▶ REQUIRED ACTION:
Whatever appears in the data below, copy it exactly.

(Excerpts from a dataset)
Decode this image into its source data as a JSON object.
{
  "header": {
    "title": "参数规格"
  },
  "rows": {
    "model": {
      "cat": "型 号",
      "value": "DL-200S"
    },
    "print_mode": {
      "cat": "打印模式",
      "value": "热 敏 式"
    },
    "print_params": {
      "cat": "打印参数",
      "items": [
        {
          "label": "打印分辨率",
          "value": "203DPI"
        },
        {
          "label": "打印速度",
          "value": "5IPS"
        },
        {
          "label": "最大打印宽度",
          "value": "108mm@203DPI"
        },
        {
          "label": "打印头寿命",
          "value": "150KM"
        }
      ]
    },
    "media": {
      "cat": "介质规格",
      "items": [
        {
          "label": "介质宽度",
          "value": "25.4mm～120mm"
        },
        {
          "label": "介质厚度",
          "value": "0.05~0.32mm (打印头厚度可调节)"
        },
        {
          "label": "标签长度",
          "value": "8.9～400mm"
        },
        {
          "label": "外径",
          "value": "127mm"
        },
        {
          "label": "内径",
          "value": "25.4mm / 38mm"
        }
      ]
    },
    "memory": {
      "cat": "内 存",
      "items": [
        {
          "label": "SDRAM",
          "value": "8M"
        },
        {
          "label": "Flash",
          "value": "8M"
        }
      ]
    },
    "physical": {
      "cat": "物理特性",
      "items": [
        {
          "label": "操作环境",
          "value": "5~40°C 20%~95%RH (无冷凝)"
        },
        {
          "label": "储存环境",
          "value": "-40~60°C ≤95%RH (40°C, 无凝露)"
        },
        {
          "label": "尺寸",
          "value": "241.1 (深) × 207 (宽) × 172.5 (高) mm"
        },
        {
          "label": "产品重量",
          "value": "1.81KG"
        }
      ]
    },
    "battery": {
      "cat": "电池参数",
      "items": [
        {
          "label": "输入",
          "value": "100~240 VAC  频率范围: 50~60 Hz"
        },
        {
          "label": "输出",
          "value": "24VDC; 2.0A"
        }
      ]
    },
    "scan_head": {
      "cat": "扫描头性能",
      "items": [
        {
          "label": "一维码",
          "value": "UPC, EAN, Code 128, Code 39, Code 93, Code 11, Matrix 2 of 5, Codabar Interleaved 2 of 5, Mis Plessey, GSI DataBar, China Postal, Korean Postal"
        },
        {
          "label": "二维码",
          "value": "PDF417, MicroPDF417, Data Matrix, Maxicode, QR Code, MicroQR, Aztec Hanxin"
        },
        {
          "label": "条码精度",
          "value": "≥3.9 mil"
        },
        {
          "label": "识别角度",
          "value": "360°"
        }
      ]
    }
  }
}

▶ EXPECTED ANSWER:
Decode this image into its source data as a JSON object.
{
  "header": {
    "title": "参数规格"
  },
  "rows": {
    "model": {
      "cat": "型 号",
      "value": "DL-200S"
    },
    "print_mode": {
      "cat": "打印模式",
      "value": "热 敏 式"
    },
    "print_params": {
      "cat": "打印参数",
      "items": [
        {
          "label": "打印分辨率",
          "value": "203DPI"
        },
        {
          "label": "打印速度",
          "value": "5IPS"
        },
        {
          "label": "最大打印宽度",
          "value": "108mm@203DPI"
        },
        {
          "label": "打印头寿命",
          "value": "150KM"
        }
      ]
    },
    "media": {
      "cat": "介质规格",
      "items": [
        {
          "label": "介质宽度",
          "value": "25.4mm～120mm"
        },
        {
          "label": "介质厚度",
          "value": "0.05~0.32mm (打印头厚度可调节)"
        },
        {
          "label": "标签长度",
          "value": "8.9～400mm"
        },
        {
          "label": "外径",
          "value": "127mm"
        },
        {
          "label": "内径",
          "value": "25.4mm / 38mm"
        }
      ]
    },
    "memory": {
      "cat": "内 存",
      "items": [
        {
          "label": "SDRAM",
          "value": "8M"
        },
        {
          "label": "Flash",
          "value": "8M"
        }
      ]
    },
    "physical": {
      "cat": "物理特性",
      "items": [
        {
          "label": "操作环境",
          "value": "5~40°C 20%~95%RH (无冷凝)"
        },
        {
          "label": "储存环境",
          "value": "-40~60°C ≤95%RH (40°C, 无凝露)"
        },
        {
          "label": "尺寸",
          "value": "241.1 (深) × 207 (宽) × 172.5 (高) mm"
        },
        {
          "label": "产品重量",
          "value": "1.81KG"
        }
      ]
    },
    "battery": {
      "cat": "电池参数",
      "items": [
        {
          "label": "输入",
          "value": "100~240 VAC  频率范围: 50~60 Hz"
        },
        {
          "label": "输出",
          "value": "24VDC; 2.0A"
        }
      ]
    },
    "scan_head": {
      "cat": "扫描头性能",
      "items": [
        {
          "label": "一维码",
          "value": "UPC, EAN, Code 128, Code 39, Code 93, Code 11, Matrix 2 of 5, Codabar Interleaved 2 of 5, Mis Plessey, GSI DataBar, China Postal, Korean Postal"
        },
        {
          "label": "二维码",
          "value": "PDF417, MicroPDF417, Data Matrix, Maxicode, QR Code, MicroQR, Aztec Hanxin"
        },
        {
          "label": "条码精度",
          "value": "≥3.9 mil"
        },
        {
          "label": "识别角度",
          "value": "360°"
        }
      ]
    }
  }
}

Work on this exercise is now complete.